One of the more fascinating aspects of how massage can boost a baby’s brain power is that the touch they receive with loving attention leads to a baby being more aware of him or herself; it helps them in orienting to the space around them. Early on in life, touch tells the brain, “this is my leg; it belongs to me.” This helps with coordination and later, boundaries. It helps with integrating the information that comes through the senses. This is one reason why a variety of therapists who work with children with disabilities have infant massage as one of their best tools to teach parents and caregivers.

There are clear benefits for the one giving the massage as well. In addition to the strong bonding that develops between you and baby when you spend this time of loving attention together, there is also the benefit of reducing stress. By becoming more comfortable in reading your baby’s cues through touch and massage, you may grow to feel more confident in your ability to parent. For those parents who are separated from their baby for periods of time, the practice of touch and massage can offer a special way to connect deeply. This way of communicating without words can grow in the parent/caregiver relationship into the future. Even if a parent was separated from their baby initially at birth and had times of continued separation, massage can help make up for lost time.

Infant massage is simple to learn and does not have to be a complicated thing to add to your day with your baby. Some parents add it to what they do during diaper changes or at bath time, or just before naps or bedtime. Some parents build it into a routine every day, and others make it their own special way of connecting in the moment when needed. Either way, the benefits of infant massage are most definitely those needed and treasured ingredients for the making of a healthy human.

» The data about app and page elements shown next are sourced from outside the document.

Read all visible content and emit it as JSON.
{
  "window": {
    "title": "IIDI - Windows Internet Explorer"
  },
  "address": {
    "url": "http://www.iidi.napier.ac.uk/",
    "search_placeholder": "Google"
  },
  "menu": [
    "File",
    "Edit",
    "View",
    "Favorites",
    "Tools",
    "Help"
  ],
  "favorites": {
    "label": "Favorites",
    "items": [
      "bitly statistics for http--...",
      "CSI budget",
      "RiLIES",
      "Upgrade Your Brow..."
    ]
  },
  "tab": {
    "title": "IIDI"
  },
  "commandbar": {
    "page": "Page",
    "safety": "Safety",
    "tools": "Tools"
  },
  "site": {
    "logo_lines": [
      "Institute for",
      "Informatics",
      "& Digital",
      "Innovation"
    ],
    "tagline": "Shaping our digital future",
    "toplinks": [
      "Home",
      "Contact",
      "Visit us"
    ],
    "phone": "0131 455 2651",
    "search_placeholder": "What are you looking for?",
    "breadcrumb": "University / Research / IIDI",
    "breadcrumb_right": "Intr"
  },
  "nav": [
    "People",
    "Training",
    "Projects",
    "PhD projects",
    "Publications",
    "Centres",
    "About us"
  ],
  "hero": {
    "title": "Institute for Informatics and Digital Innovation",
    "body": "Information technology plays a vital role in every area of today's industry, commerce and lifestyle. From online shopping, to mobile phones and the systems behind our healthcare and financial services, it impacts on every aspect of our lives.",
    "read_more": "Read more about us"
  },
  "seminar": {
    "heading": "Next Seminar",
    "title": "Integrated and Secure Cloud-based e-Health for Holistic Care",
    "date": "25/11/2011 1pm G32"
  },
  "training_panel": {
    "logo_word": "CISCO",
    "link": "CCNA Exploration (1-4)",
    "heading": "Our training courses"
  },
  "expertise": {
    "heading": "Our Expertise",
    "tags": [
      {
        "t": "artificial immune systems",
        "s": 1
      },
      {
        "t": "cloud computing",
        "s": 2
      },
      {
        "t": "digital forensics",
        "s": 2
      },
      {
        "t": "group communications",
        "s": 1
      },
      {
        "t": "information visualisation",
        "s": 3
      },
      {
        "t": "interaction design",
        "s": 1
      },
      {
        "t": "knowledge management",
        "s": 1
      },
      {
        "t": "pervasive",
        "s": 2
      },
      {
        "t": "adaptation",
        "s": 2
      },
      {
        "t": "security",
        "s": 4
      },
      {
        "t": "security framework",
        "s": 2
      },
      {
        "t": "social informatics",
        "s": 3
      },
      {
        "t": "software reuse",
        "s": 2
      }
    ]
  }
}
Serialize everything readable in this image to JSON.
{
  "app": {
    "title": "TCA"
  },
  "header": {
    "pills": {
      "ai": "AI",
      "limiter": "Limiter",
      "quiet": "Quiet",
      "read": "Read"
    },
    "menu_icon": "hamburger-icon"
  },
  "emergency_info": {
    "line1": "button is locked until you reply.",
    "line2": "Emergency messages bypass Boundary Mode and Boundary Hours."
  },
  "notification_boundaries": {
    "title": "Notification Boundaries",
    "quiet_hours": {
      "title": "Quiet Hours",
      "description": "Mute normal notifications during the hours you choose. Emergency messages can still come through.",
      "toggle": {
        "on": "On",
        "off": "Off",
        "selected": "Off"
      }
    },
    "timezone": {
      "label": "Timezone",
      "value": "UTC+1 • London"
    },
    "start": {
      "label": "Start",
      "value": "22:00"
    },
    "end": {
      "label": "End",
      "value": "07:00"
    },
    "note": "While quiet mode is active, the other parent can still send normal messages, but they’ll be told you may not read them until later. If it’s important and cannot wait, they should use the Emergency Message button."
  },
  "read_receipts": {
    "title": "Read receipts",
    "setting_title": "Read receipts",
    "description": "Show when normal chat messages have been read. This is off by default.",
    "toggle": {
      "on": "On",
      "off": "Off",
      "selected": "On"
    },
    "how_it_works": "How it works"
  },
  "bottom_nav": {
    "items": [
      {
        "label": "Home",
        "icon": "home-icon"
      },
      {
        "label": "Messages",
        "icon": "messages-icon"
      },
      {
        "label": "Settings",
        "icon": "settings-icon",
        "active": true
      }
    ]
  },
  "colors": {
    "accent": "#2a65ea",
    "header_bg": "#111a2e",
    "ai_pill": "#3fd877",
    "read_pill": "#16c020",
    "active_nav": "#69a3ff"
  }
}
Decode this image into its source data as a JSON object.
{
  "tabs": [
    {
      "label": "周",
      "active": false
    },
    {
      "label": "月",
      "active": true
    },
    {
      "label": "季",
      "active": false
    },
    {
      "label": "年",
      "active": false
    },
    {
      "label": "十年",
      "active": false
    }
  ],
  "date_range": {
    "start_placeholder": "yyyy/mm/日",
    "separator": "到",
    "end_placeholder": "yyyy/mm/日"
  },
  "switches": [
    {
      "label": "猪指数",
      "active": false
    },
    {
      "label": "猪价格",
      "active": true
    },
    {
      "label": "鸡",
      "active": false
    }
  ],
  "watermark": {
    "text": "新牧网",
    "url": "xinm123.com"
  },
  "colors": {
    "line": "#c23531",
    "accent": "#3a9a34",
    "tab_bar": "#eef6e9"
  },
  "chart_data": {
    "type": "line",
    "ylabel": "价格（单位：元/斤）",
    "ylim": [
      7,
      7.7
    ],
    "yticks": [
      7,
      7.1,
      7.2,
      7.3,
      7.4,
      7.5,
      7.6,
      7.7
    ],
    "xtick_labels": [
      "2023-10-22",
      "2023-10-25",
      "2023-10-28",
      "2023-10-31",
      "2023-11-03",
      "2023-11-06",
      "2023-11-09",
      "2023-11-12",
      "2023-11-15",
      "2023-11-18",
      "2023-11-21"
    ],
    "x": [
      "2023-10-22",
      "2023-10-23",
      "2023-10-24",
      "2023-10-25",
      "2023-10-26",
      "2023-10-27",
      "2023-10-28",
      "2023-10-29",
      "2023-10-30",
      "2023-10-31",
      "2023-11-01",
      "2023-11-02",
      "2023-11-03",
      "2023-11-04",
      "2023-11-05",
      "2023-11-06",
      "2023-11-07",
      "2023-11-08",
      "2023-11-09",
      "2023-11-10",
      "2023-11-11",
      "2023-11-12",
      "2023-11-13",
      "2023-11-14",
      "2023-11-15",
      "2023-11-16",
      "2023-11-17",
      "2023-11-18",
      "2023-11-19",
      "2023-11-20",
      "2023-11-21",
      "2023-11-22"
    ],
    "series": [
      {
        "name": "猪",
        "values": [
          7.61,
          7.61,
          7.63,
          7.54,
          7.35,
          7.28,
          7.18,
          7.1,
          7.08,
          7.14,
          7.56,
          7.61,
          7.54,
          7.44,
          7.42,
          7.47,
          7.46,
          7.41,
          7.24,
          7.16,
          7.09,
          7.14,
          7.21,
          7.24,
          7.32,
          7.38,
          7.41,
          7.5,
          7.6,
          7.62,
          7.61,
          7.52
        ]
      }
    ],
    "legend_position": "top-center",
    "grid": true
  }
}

Rebecca Leeman, CNM offers infant massage classes once a month on Saturday at the Downtown office. CLICK HERE FOR ADDITIONAL INFORMATION. Register with Kathleen Briley as you would for our other classes.